▸ **ACTIVITY**
The copy you produce must hold every record exactly, and none of the images.

▸ **DATA SHOWN**
[Start of Attachment]

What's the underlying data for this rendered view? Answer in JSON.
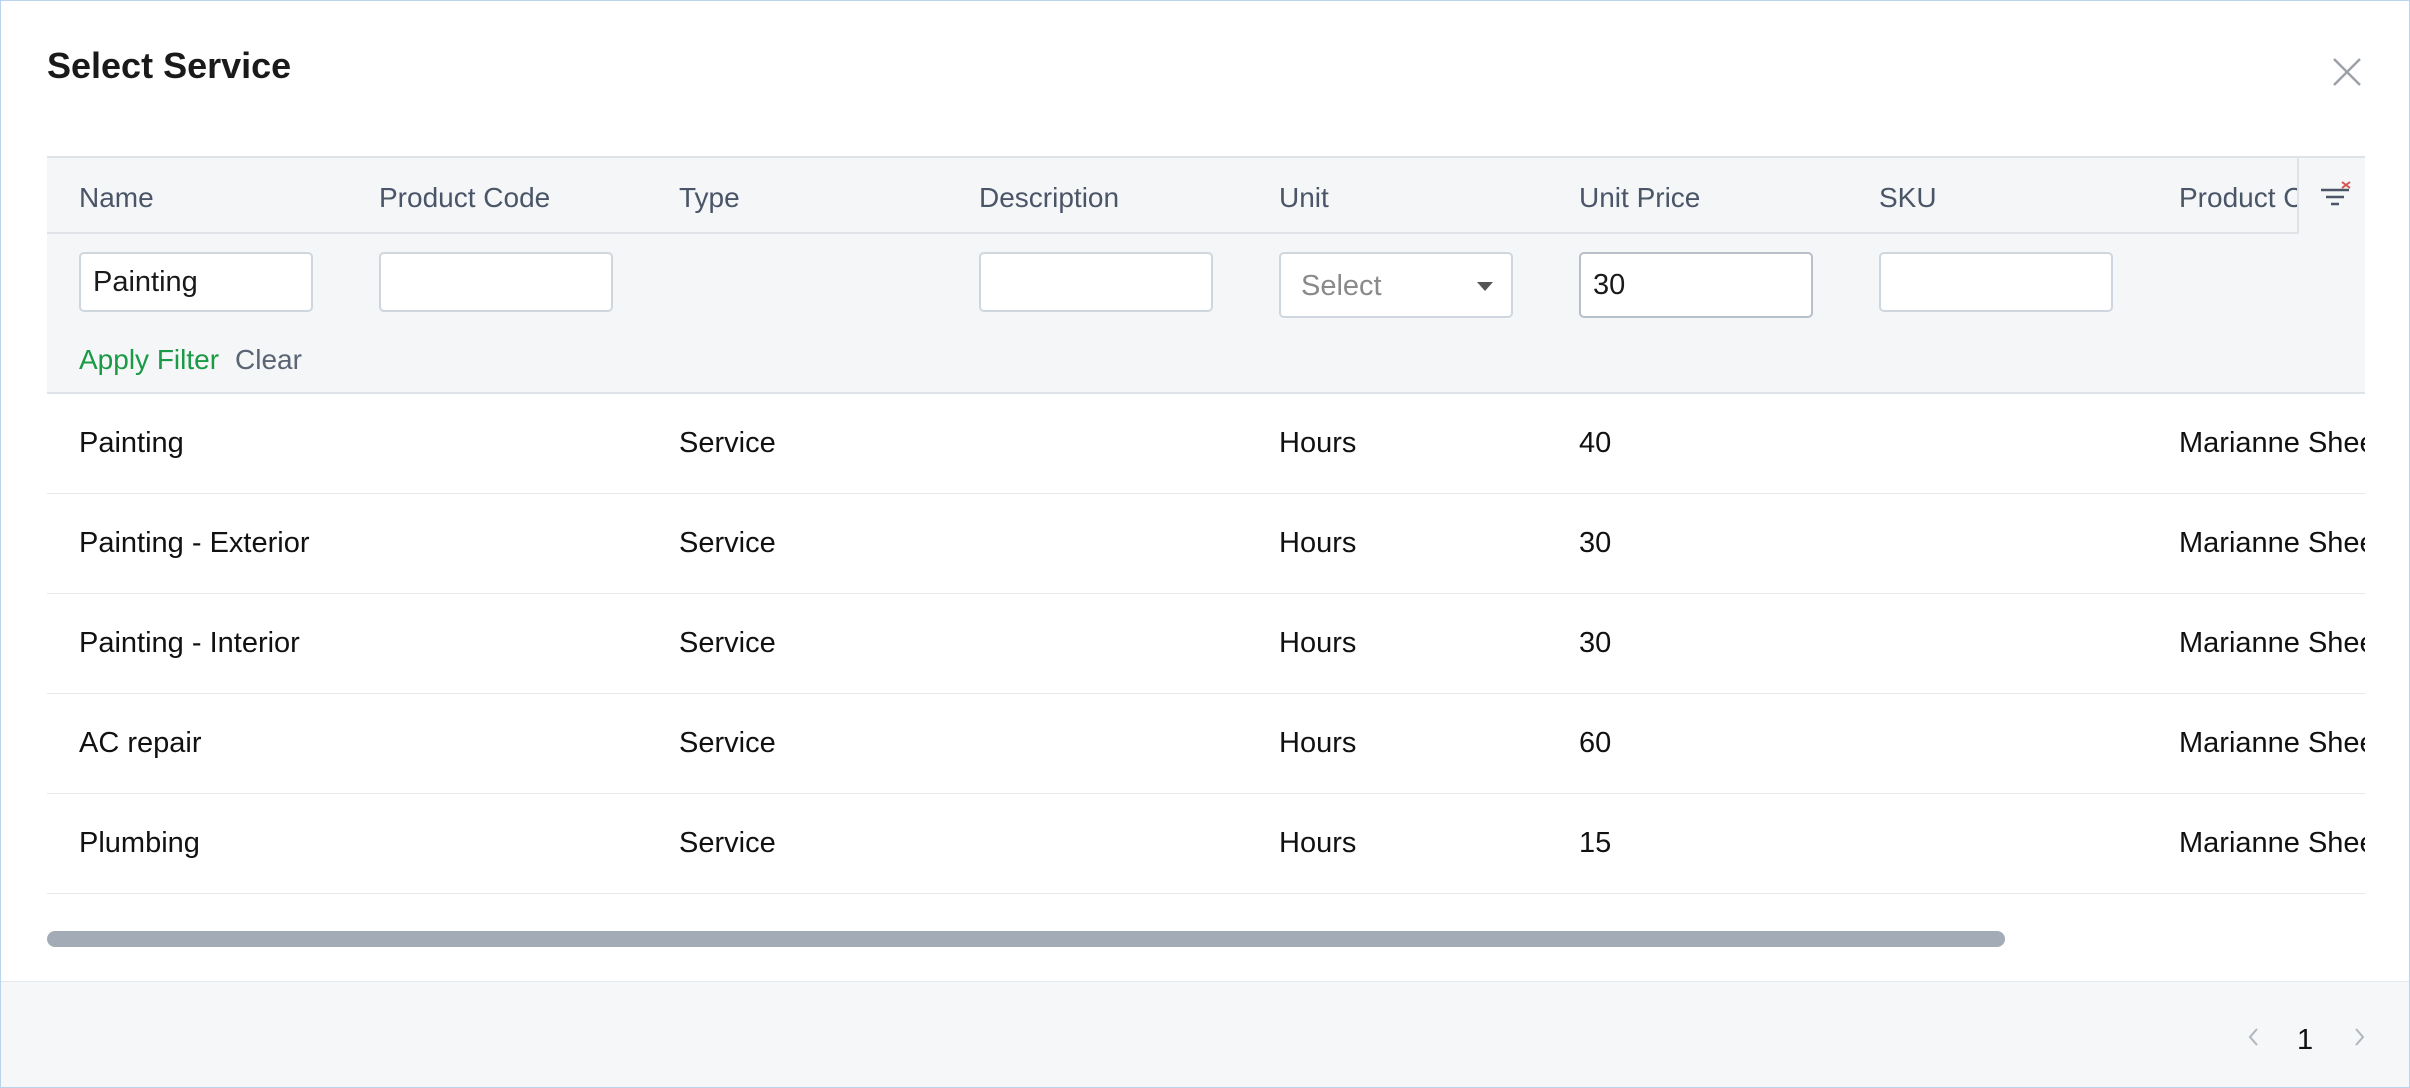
{
  "dialog": {
    "title": "Select Service"
  },
  "columns": [
    "Name",
    "Product Code",
    "Type",
    "Description",
    "Unit",
    "Unit Price",
    "SKU",
    "Product C"
  ],
  "filters": {
    "name_value": "Painting",
    "product_code_value": "",
    "description_value": "",
    "unit_placeholder": "Select",
    "unit_price_value": "30",
    "sku_value": "",
    "apply_label": "Apply Filter",
    "clear_label": "Clear"
  },
  "rows": [
    {
      "name": "Painting",
      "type": "Service",
      "unit": "Hours",
      "unit_price": "40",
      "product_owner": "Marianne Sheel"
    },
    {
      "name": "Painting - Exterior",
      "type": "Service",
      "unit": "Hours",
      "unit_price": "30",
      "product_owner": "Marianne Sheel"
    },
    {
      "name": "Painting - Interior",
      "type": "Service",
      "unit": "Hours",
      "unit_price": "30",
      "product_owner": "Marianne Sheel"
    },
    {
      "name": "AC repair",
      "type": "Service",
      "unit": "Hours",
      "unit_price": "60",
      "product_owner": "Marianne Sheel"
    },
    {
      "name": "Plumbing",
      "type": "Service",
      "unit": "Hours",
      "unit_price": "15",
      "product_owner": "Marianne Sheel"
    }
  ],
  "pagination": {
    "current_page": "1"
  },
  "icons": {
    "close": "close-icon",
    "filter": "filter-settings-icon",
    "prev": "chevron-left-icon",
    "next": "chevron-right-icon"
  },
  "colors": {
    "accent_green": "#1a9a45",
    "header_bg": "#f4f6f8",
    "border": "#dfe3e8",
    "scrollbar": "#a3abb6"
  }
}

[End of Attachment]

▸ **OUTPUT OF THE TASK**
What's the underlying data for this rendered view? Answer in JSON.
{
  "dialog": {
    "title": "Select Service"
  },
  "columns": [
    "Name",
    "Product Code",
    "Type",
    "Description",
    "Unit",
    "Unit Price",
    "SKU",
    "Product C"
  ],
  "filters": {
    "name_value": "Painting",
    "product_code_value": "",
    "description_value": "",
    "unit_placeholder": "Select",
    "unit_price_value": "30",
    "sku_value": "",
    "apply_label": "Apply Filter",
    "clear_label": "Clear"
  },
  "rows": [
    {
      "name": "Painting",
      "type": "Service",
      "unit": "Hours",
      "unit_price": "40",
      "product_owner": "Marianne Sheel"
    },
    {
      "name": "Painting - Exterior",
      "type": "Service",
      "unit": "Hours",
      "unit_price": "30",
      "product_owner": "Marianne Sheel"
    },
    {
      "name": "Painting - Interior",
      "type": "Service",
      "unit": "Hours",
      "unit_price": "30",
      "product_owner": "Marianne Sheel"
    },
    {
      "name": "AC repair",
      "type": "Service",
      "unit": "Hours",
      "unit_price": "60",
      "product_owner": "Marianne Sheel"
    },
    {
      "name": "Plumbing",
      "type": "Service",
      "unit": "Hours",
      "unit_price": "15",
      "product_owner": "Marianne Sheel"
    }
  ],
  "pagination": {
    "current_page": "1"
  },
  "icons": {
    "close": "close-icon",
    "filter": "filter-settings-icon",
    "prev": "chevron-left-icon",
    "next": "chevron-right-icon"
  },
  "colors": {
    "accent_green": "#1a9a45",
    "header_bg": "#f4f6f8",
    "border": "#dfe3e8",
    "scrollbar": "#a3abb6"
  }
}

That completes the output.